So, being a good and obedient citizen, I chose to download it. Simple enough you would think. After all every TV and radio advertisement break has been exhorting us to do exactly that.

I have an iPhone 6+, the ever so slightly larger version of the iPhone 6, made for those of plumper finger and weaker eyesight (such as myself). I bought it in the latter part of 2014 as a birthday present to myself. Apart from the usual patronising gobbledygook from the salesman, the purchase process was largely painless.

And let’s face it, that’s not always the case when you are buying technology above your pay grade. More than once I have been clubbed into purchasing inappropriate and needless “support” services only to find myself transferred from one geek to another in an endless vortex of deliberate obfuscation.

I digress. On this occasion the process was painless. A quarter hour spent transferring the contents of my previous phone (an iPhone 4) onto the new phone and I was good to go.

After a couple of years, O2 contacted me with details of the upgrade that was available to me. Indeed their wording made it seem much less an invitation than an expectation. My contract had expired and I was therefore eligible for a new phone. All I had to do was go to their webpage where a veritable cornucopia of telephonic devices strutted their stuff. What the “invitation” omitted to mention was that the spanking new phone would commit me to another two-year contract. Under contract in which I would have to pay for this phone. It was taken as read that every right-thinking individual on the planet would automatically want to upgrade their phone every two years or yearly or whatever.

On the other hand, my existing phone, worked fine. I have never suffered from phone envy, never been tempted by these concoctions of brushed aluminium and chrome. Remember I’m from Yorkshire. We are not easily swayed by these fancies. So rather than tie myself into a new contract with the new phone, “practically a gift” at £48 per month for two years, I elected to persevere with my iPhone 6+, paying only for the airtime at around £20 a month.

All fine and dandy. The iPhone 6+ continues to work well and allows me to do most if not all of what I want. I can make phone calls, send and receive texts, trawl the Internet, write blogs, make podcasts, read and write emails and probably a whole bundle more things that I have never taken the trouble to learn. The phone has served me well and, up until now, continues to do so.

This is where I get to the point. And I can hear that collective sigh of relief.

I log onto the Apple store, locate the app, click the “get” button, authenticate myself with my fingerprint and wait. After a second or two a pop-up informs me that I need to upgrade my operating system to iOS 13.5 before installation can proceed.
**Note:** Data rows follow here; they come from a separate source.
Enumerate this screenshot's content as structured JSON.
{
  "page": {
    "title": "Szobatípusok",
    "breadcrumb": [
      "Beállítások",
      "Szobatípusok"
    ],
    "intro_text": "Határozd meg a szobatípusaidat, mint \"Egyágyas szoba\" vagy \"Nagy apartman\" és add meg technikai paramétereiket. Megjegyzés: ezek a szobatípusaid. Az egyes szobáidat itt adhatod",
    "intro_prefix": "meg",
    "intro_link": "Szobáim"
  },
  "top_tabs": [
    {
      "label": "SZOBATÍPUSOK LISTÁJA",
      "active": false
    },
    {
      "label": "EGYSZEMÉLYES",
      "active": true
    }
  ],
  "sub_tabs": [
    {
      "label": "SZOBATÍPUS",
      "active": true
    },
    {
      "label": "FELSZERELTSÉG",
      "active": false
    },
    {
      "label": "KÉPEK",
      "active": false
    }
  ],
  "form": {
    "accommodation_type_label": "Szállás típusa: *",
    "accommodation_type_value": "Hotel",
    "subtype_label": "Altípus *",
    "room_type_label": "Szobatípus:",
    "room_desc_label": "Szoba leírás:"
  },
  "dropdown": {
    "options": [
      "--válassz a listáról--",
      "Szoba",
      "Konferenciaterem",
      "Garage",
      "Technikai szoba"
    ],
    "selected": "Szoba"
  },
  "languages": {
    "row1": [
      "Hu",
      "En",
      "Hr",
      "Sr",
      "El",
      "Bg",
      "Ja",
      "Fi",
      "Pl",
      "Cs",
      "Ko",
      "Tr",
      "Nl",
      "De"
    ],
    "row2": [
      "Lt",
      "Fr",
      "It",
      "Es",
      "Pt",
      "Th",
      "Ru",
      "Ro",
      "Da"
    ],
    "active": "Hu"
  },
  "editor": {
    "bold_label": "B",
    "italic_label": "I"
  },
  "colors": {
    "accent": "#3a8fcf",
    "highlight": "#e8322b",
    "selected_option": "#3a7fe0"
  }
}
A quick check in the phone settings informs me that my phone has iOS 12.4.8 as its operating system. Ah, that will be the problem thinks I. I asked the phone to check for upgrades and to download them where appropriate. It does nothing. “Computer says no”. Not only is iOS 12.4.8 the current operating system on my phone, it is as good as I’m ever going to get. For the iPhone 6+, life ends at iOS 12.4.8. Stop those foolish dreams of iOS 13.5. You are obsolete.

Well I’ve been called many things in my time so “obsolete” doesn’t hurt. Besides, I didn’t want this stupid app anyway. See if I care.
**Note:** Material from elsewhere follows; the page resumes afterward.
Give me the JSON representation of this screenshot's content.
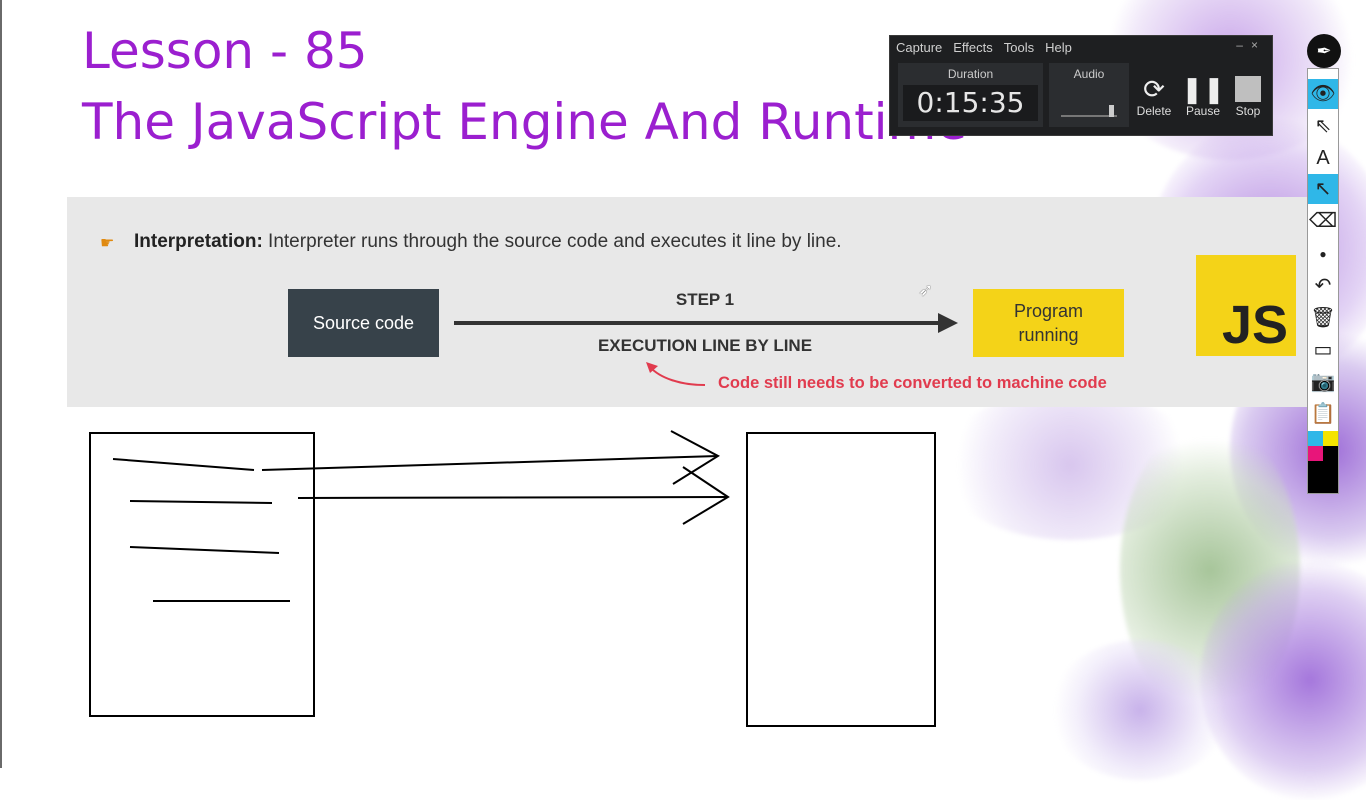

But that’s exactly the problem. I do care. I do want the app. I want to be protected and to help my fellow man.

The wider implications, and this is where I was heading all along, are that people with older phones will not be protected. And what kind of people predominantly own old phones? That’s right. Old people have old phones. The very people who are most vulnerable to Covid 19 have been thrown under a bus. Not for them the protection of a spanking new iPhone. Some don’t even have smartphones at all. They will die in their droves (just remember that, Richard).

So the options for the elderly, whether chronologically or technologically senile, are very simple. They can either cash in their pensions to buy the latest iPhone, at the price of a second-hand car or they can take their chances in that great Covid lottery.

Perhaps it should be Apple’s new slogan – “Upgrade or die”. You’ve got to admit it’s catchy.